--- EXERCISE REQUIREMENTS ---
The response should consist of the listing, repeated word for word.

·····

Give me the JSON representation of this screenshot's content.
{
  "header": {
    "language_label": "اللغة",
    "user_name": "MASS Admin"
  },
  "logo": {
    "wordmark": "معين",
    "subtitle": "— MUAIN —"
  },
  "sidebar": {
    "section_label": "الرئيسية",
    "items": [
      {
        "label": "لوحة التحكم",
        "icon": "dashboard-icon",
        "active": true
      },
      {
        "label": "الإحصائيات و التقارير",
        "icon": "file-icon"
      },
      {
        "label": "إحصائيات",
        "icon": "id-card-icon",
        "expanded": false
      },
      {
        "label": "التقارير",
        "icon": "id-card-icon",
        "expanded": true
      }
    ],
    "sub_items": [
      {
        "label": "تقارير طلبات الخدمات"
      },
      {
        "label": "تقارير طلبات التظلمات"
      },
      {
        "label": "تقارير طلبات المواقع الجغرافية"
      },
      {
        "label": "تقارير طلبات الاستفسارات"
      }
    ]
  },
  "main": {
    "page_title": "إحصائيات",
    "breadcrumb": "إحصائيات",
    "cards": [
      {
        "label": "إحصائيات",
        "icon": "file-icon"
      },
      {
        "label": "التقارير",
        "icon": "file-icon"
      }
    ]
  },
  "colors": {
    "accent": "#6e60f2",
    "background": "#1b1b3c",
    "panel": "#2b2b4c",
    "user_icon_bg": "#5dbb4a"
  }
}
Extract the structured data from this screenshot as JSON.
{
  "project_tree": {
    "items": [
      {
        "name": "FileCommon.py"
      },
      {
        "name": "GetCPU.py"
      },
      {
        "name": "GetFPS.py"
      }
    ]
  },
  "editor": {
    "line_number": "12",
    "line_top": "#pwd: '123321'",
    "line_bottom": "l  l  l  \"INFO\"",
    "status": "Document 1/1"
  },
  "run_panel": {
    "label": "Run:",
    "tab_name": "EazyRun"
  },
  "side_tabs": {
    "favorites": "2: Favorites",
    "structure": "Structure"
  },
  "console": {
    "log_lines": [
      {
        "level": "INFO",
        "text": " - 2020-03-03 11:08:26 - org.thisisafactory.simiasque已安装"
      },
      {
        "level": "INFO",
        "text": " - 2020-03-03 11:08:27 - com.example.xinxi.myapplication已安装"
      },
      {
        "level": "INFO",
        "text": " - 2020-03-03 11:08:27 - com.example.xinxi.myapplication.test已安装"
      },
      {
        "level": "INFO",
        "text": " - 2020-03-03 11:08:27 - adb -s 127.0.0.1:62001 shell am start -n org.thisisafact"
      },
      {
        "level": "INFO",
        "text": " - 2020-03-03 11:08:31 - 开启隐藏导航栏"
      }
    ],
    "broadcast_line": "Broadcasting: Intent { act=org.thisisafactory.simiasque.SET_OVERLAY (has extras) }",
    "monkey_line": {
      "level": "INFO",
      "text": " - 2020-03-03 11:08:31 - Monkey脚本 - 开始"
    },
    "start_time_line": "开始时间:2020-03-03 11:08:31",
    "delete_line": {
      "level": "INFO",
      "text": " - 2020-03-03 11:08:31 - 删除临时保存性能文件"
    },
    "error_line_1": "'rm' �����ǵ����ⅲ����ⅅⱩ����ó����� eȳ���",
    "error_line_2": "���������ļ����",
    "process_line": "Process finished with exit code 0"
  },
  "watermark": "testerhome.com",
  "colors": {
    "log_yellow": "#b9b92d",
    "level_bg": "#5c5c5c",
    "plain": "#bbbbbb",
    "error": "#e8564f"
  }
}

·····

--- FINISHED TASK ---
Give me the JSON representation of this screenshot's content.
{
  "header": {
    "language_label": "اللغة",
    "user_name": "MASS Admin"
  },
  "logo": {
    "wordmark": "معين",
    "subtitle": "— MUAIN —"
  },
  "sidebar": {
    "section_label": "الرئيسية",
    "items": [
      {
        "label": "لوحة التحكم",
        "icon": "dashboard-icon",
        "active": true
      },
      {
        "label": "الإحصائيات و التقارير",
        "icon": "file-icon"
      },
      {
        "label": "إحصائيات",
        "icon": "id-card-icon",
        "expanded": false
      },
      {
        "label": "التقارير",
        "icon": "id-card-icon",
        "expanded": true
      }
    ],
    "sub_items": [
      {
        "label": "تقارير طلبات الخدمات"
      },
      {
        "label": "تقارير طلبات التظلمات"
      },
      {
        "label": "تقارير طلبات المواقع الجغرافية"
      },
      {
        "label": "تقارير طلبات الاستفسارات"
      }
    ]
  },
  "main": {
    "page_title": "إحصائيات",
    "breadcrumb": "إحصائيات",
    "cards": [
      {
        "label": "إحصائيات",
        "icon": "file-icon"
      },
      {
        "label": "التقارير",
        "icon": "file-icon"
      }
    ]
  },
  "colors": {
    "accent": "#6e60f2",
    "background": "#1b1b3c",
    "panel": "#2b2b4c",
    "user_icon_bg": "#5dbb4a"
  }
}
Extract the structured data from this screenshot as JSON.
{
  "project_tree": {
    "items": [
      {
        "name": "FileCommon.py"
      },
      {
        "name": "GetCPU.py"
      },
      {
        "name": "GetFPS.py"
      }
    ]
  },
  "editor": {
    "line_number": "12",
    "line_top": "#pwd: '123321'",
    "line_bottom": "l  l  l  \"INFO\"",
    "status": "Document 1/1"
  },
  "run_panel": {
    "label": "Run:",
    "tab_name": "EazyRun"
  },
  "side_tabs": {
    "favorites": "2: Favorites",
    "structure": "Structure"
  },
  "console": {
    "log_lines": [
      {
        "level": "INFO",
        "text": " - 2020-03-03 11:08:26 - org.thisisafactory.simiasque已安装"
      },
      {
        "level": "INFO",
        "text": " - 2020-03-03 11:08:27 - com.example.xinxi.myapplication已安装"
      },
      {
        "level": "INFO",
        "text": " - 2020-03-03 11:08:27 - com.example.xinxi.myapplication.test已安装"
      },
      {
        "level": "INFO",
        "text": " - 2020-03-03 11:08:27 - adb -s 127.0.0.1:62001 shell am start -n org.thisisafact"
      },
      {
        "level": "INFO",
        "text": " - 2020-03-03 11:08:31 - 开启隐藏导航栏"
      }
    ],
    "broadcast_line": "Broadcasting: Intent { act=org.thisisafactory.simiasque.SET_OVERLAY (has extras) }",
    "monkey_line": {
      "level": "INFO",
      "text": " - 2020-03-03 11:08:31 - Monkey脚本 - 开始"
    },
    "start_time_line": "开始时间:2020-03-03 11:08:31",
    "delete_line": {
      "level": "INFO",
      "text": " - 2020-03-03 11:08:31 - 删除临时保存性能文件"
    },
    "error_line_1": "'rm' �����ǵ����ⅲ����ⅅⱩ����ó����� eȳ���",
    "error_line_2": "���������ļ����",
    "process_line": "Process finished with exit code 0"
  },
  "watermark": "testerhome.com",
  "colors": {
    "log_yellow": "#b9b92d",
    "level_bg": "#5c5c5c",
    "plain": "#bbbbbb",
    "error": "#e8564f"
  }
}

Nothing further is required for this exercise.